> _TASK REQUIREMENTS_
Copy each line of the data below in which the word "rain" can be found.

Items from an interface collection:

»»

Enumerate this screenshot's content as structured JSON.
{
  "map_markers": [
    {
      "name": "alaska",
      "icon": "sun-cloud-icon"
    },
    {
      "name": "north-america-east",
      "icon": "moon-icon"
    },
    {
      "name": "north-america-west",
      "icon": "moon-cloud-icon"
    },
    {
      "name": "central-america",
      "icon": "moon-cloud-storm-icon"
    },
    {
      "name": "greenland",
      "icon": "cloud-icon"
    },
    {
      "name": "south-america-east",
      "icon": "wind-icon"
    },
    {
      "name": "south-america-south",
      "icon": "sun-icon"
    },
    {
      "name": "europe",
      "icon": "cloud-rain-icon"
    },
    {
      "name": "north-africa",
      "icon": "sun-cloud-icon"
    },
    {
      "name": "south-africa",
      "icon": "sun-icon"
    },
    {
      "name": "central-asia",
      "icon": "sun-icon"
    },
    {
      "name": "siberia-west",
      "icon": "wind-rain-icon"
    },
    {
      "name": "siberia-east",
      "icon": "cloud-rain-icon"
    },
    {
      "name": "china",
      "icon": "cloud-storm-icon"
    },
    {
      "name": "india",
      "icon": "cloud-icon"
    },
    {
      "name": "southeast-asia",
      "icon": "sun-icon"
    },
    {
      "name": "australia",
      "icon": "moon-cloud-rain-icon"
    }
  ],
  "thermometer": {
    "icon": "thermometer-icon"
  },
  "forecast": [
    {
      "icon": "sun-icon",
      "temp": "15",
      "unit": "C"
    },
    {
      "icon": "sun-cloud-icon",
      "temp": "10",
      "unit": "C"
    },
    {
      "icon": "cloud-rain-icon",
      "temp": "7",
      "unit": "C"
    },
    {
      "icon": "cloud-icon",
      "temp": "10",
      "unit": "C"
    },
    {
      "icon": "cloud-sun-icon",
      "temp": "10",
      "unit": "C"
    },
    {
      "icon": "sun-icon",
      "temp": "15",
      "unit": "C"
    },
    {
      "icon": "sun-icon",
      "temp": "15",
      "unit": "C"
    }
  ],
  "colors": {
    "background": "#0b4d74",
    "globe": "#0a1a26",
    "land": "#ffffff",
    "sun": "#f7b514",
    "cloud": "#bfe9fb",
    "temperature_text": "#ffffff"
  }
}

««

> _RESPONSE TO THE TASK_
      "icon": "cloud-rain-icon"
      "icon": "wind-rain-icon"
      "icon": "cloud-rain-icon"
      "icon": "moon-cloud-rain-icon"
      "icon": "cloud-rain-icon",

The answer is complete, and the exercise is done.